----- AVAILABLE RECORDS -----

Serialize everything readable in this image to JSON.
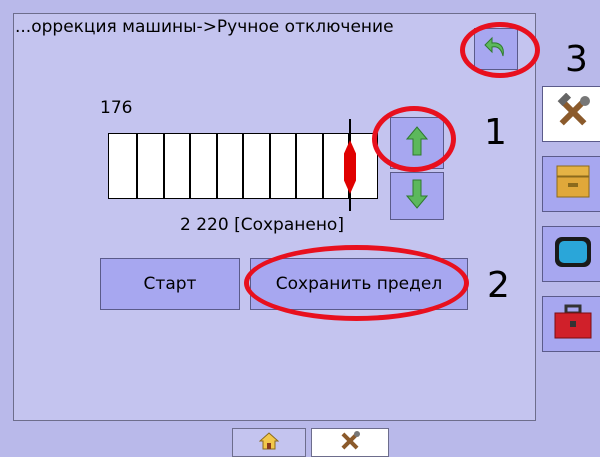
{
  "header": {
    "title": "...оррекция машины->Ручное отключение"
  },
  "gauge": {
    "top_value": "176",
    "bottom_value": "2  220 [Сохранено]",
    "tick_count": 9,
    "marker_position_fraction": 0.88
  },
  "buttons": {
    "start_label": "Старт",
    "save_limit_label": "Сохранить предел"
  },
  "annotations": {
    "label_1": "1",
    "label_2": "2",
    "label_3": "3",
    "color": "#e8101e"
  },
  "icons": {
    "back": "back-arrow-icon",
    "up": "up-arrow-icon",
    "down": "down-arrow-icon",
    "sidebar": [
      "tools-icon",
      "archive-icon",
      "monitor-icon",
      "toolbox-icon"
    ],
    "tabs": [
      "home-icon",
      "tools-icon"
    ]
  },
  "colors": {
    "background": "#b9b9ea",
    "panel": "#c4c4ef",
    "button": "#a7a7f0",
    "arrow_green": "#5cb85c",
    "marker_red": "#e00000"
  }
}
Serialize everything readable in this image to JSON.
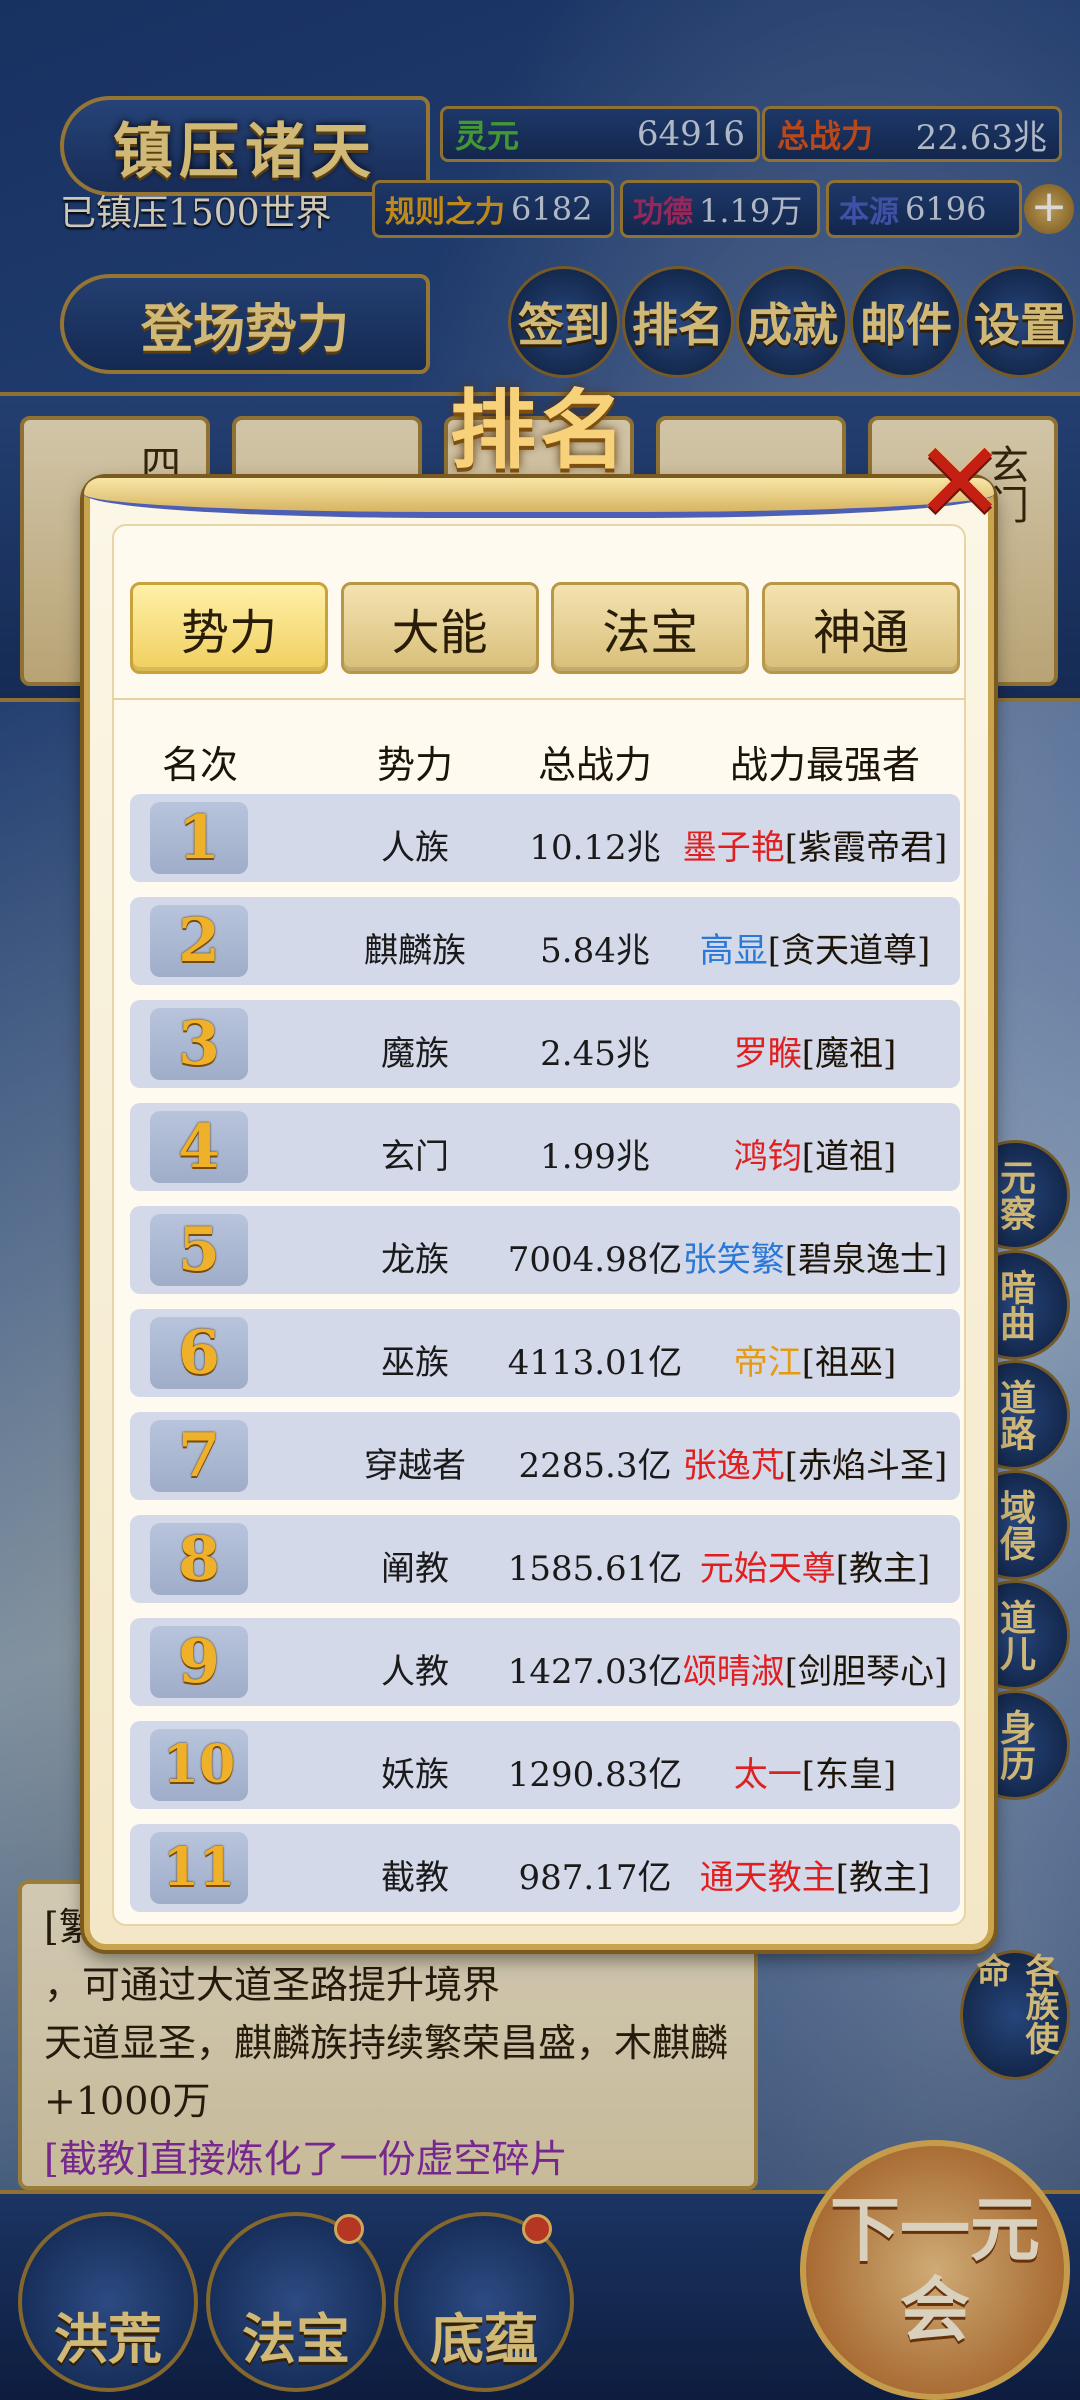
{
  "header": {
    "game_title": "镇压诸天",
    "suppressed": "已镇压1500世界",
    "resources": [
      {
        "label": "灵元",
        "value": "64916",
        "color": "#4fb33a"
      },
      {
        "label": "总战力",
        "value": "22.63兆",
        "color": "#d9541e"
      }
    ],
    "small_resources": [
      {
        "label": "规则之力",
        "value": "6182",
        "color": "#e0a21f"
      },
      {
        "label": "功德",
        "value": "1.19万",
        "color": "#b0306a"
      },
      {
        "label": "本源",
        "value": "6196",
        "color": "#4a5fc2"
      }
    ],
    "plus_label": "+",
    "stage_button": "登场势力",
    "nav": [
      {
        "label": "签到"
      },
      {
        "label": "排名"
      },
      {
        "label": "成就"
      },
      {
        "label": "邮件"
      },
      {
        "label": "设置"
      }
    ]
  },
  "faction_strip": {
    "cards": [
      "四海汪洋",
      "",
      "",
      "",
      "玄门"
    ]
  },
  "side_buttons": [
    "元察",
    "暗曲",
    "道路",
    "域侵",
    "道儿",
    "身历",
    "各族使命"
  ],
  "log": {
    "lines": [
      {
        "text": "[繁]",
        "purple": false
      },
      {
        "text": "，可通过大道圣路提升境界",
        "purple": false
      },
      {
        "text": "天道显圣，麒麟族持续繁荣昌盛，木麒麟+1000万",
        "purple": false
      },
      {
        "text": "[截教]直接炼化了一份虚空碎片",
        "purple": true
      }
    ]
  },
  "bottom": {
    "buttons": [
      "洪荒",
      "法宝",
      "底蕴"
    ],
    "next": "下一元会"
  },
  "modal": {
    "title": "排名",
    "close": "✕",
    "tabs": [
      {
        "label": "势力",
        "active": true
      },
      {
        "label": "大能",
        "active": false
      },
      {
        "label": "法宝",
        "active": false
      },
      {
        "label": "神通",
        "active": false
      }
    ],
    "columns": [
      "名次",
      "势力",
      "总战力",
      "战力最强者"
    ],
    "rows": [
      {
        "rank": "1",
        "faction": "人族",
        "power": "10.12兆",
        "leader": "墨子艳",
        "leader_color": "#e02020",
        "title": "[紫霞帝君]"
      },
      {
        "rank": "2",
        "faction": "麒麟族",
        "power": "5.84兆",
        "leader": "高显",
        "leader_color": "#2a78d8",
        "title": "[贪天道尊]"
      },
      {
        "rank": "3",
        "faction": "魔族",
        "power": "2.45兆",
        "leader": "罗睺",
        "leader_color": "#e02020",
        "title": "[魔祖]"
      },
      {
        "rank": "4",
        "faction": "玄门",
        "power": "1.99兆",
        "leader": "鸿钧",
        "leader_color": "#e02020",
        "title": "[道祖]"
      },
      {
        "rank": "5",
        "faction": "龙族",
        "power": "7004.98亿",
        "leader": "张笑繁",
        "leader_color": "#2a78d8",
        "title": "[碧泉逸士]"
      },
      {
        "rank": "6",
        "faction": "巫族",
        "power": "4113.01亿",
        "leader": "帝江",
        "leader_color": "#e59a14",
        "title": "[祖巫]"
      },
      {
        "rank": "7",
        "faction": "穿越者",
        "power": "2285.3亿",
        "leader": "张逸芃",
        "leader_color": "#e02020",
        "title": "[赤焰斗圣]"
      },
      {
        "rank": "8",
        "faction": "阐教",
        "power": "1585.61亿",
        "leader": "元始天尊",
        "leader_color": "#e02020",
        "title": "[教主]"
      },
      {
        "rank": "9",
        "faction": "人教",
        "power": "1427.03亿",
        "leader": "颂晴淑",
        "leader_color": "#e02020",
        "title": "[剑胆琴心]"
      },
      {
        "rank": "10",
        "faction": "妖族",
        "power": "1290.83亿",
        "leader": "太一",
        "leader_color": "#e02020",
        "title": "[东皇]"
      },
      {
        "rank": "11",
        "faction": "截教",
        "power": "987.17亿",
        "leader": "通天教主",
        "leader_color": "#e02020",
        "title": "[教主]"
      }
    ]
  }
}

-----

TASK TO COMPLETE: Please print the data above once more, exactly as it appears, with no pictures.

RESPONSE TO THIS TASK:
Serialize everything readable in this image to JSON.
{
  "header": {
    "title": "...оррекция машины->Ручное отключение"
  },
  "gauge": {
    "top_value": "176",
    "bottom_value": "2  220 [Сохранено]",
    "tick_count": 9,
    "marker_position_fraction": 0.88
  },
  "buttons": {
    "start_label": "Старт",
    "save_limit_label": "Сохранить предел"
  },
  "annotations": {
    "label_1": "1",
    "label_2": "2",
    "label_3": "3",
    "color": "#e8101e"
  },
  "icons": {
    "back": "back-arrow-icon",
    "up": "up-arrow-icon",
    "down": "down-arrow-icon",
    "sidebar": [
      "tools-icon",
      "archive-icon",
      "monitor-icon",
      "toolbox-icon"
    ],
    "tabs": [
      "home-icon",
      "tools-icon"
    ]
  },
  "colors": {
    "background": "#b9b9ea",
    "panel": "#c4c4ef",
    "button": "#a7a7f0",
    "arrow_green": "#5cb85c",
    "marker_red": "#e00000"
  }
}
Serialize everything readable in this image to JSON.
{
  "header": {
    "game_title": "镇压诸天",
    "suppressed": "已镇压1500世界",
    "resources": [
      {
        "label": "灵元",
        "value": "64916",
        "color": "#4fb33a"
      },
      {
        "label": "总战力",
        "value": "22.63兆",
        "color": "#d9541e"
      }
    ],
    "small_resources": [
      {
        "label": "规则之力",
        "value": "6182",
        "color": "#e0a21f"
      },
      {
        "label": "功德",
        "value": "1.19万",
        "color": "#b0306a"
      },
      {
        "label": "本源",
        "value": "6196",
        "color": "#4a5fc2"
      }
    ],
    "plus_label": "+",
    "stage_button": "登场势力",
    "nav": [
      {
        "label": "签到"
      },
      {
        "label": "排名"
      },
      {
        "label": "成就"
      },
      {
        "label": "邮件"
      },
      {
        "label": "设置"
      }
    ]
  },
  "faction_strip": {
    "cards": [
      "四海汪洋",
      "",
      "",
      "",
      "玄门"
    ]
  },
  "side_buttons": [
    "元察",
    "暗曲",
    "道路",
    "域侵",
    "道儿",
    "身历",
    "各族使命"
  ],
  "log": {
    "lines": [
      {
        "text": "[繁]",
        "purple": false
      },
      {
        "text": "，可通过大道圣路提升境界",
        "purple": false
      },
      {
        "text": "天道显圣，麒麟族持续繁荣昌盛，木麒麟+1000万",
        "purple": false
      },
      {
        "text": "[截教]直接炼化了一份虚空碎片",
        "purple": true
      }
    ]
  },
  "bottom": {
    "buttons": [
      "洪荒",
      "法宝",
      "底蕴"
    ],
    "next": "下一元会"
  },
  "modal": {
    "title": "排名",
    "close": "✕",
    "tabs": [
      {
        "label": "势力",
        "active": true
      },
      {
        "label": "大能",
        "active": false
      },
      {
        "label": "法宝",
        "active": false
      },
      {
        "label": "神通",
        "active": false
      }
    ],
    "columns": [
      "名次",
      "势力",
      "总战力",
      "战力最强者"
    ],
    "rows": [
      {
        "rank": "1",
        "faction": "人族",
        "power": "10.12兆",
        "leader": "墨子艳",
        "leader_color": "#e02020",
        "title": "[紫霞帝君]"
      },
      {
        "rank": "2",
        "faction": "麒麟族",
        "power": "5.84兆",
        "leader": "高显",
        "leader_color": "#2a78d8",
        "title": "[贪天道尊]"
      },
      {
        "rank": "3",
        "faction": "魔族",
        "power": "2.45兆",
        "leader": "罗睺",
        "leader_color": "#e02020",
        "title": "[魔祖]"
      },
      {
        "rank": "4",
        "faction": "玄门",
        "power": "1.99兆",
        "leader": "鸿钧",
        "leader_color": "#e02020",
        "title": "[道祖]"
      },
      {
        "rank": "5",
        "faction": "龙族",
        "power": "7004.98亿",
        "leader": "张笑繁",
        "leader_color": "#2a78d8",
        "title": "[碧泉逸士]"
      },
      {
        "rank": "6",
        "faction": "巫族",
        "power": "4113.01亿",
        "leader": "帝江",
        "leader_color": "#e59a14",
        "title": "[祖巫]"
      },
      {
        "rank": "7",
        "faction": "穿越者",
        "power": "2285.3亿",
        "leader": "张逸芃",
        "leader_color": "#e02020",
        "title": "[赤焰斗圣]"
      },
      {
        "rank": "8",
        "faction": "阐教",
        "power": "1585.61亿",
        "leader": "元始天尊",
        "leader_color": "#e02020",
        "title": "[教主]"
      },
      {
        "rank": "9",
        "faction": "人教",
        "power": "1427.03亿",
        "leader": "颂晴淑",
        "leader_color": "#e02020",
        "title": "[剑胆琴心]"
      },
      {
        "rank": "10",
        "faction": "妖族",
        "power": "1290.83亿",
        "leader": "太一",
        "leader_color": "#e02020",
        "title": "[东皇]"
      },
      {
        "rank": "11",
        "faction": "截教",
        "power": "987.17亿",
        "leader": "通天教主",
        "leader_color": "#e02020",
        "title": "[教主]"
      }
    ]
  }
}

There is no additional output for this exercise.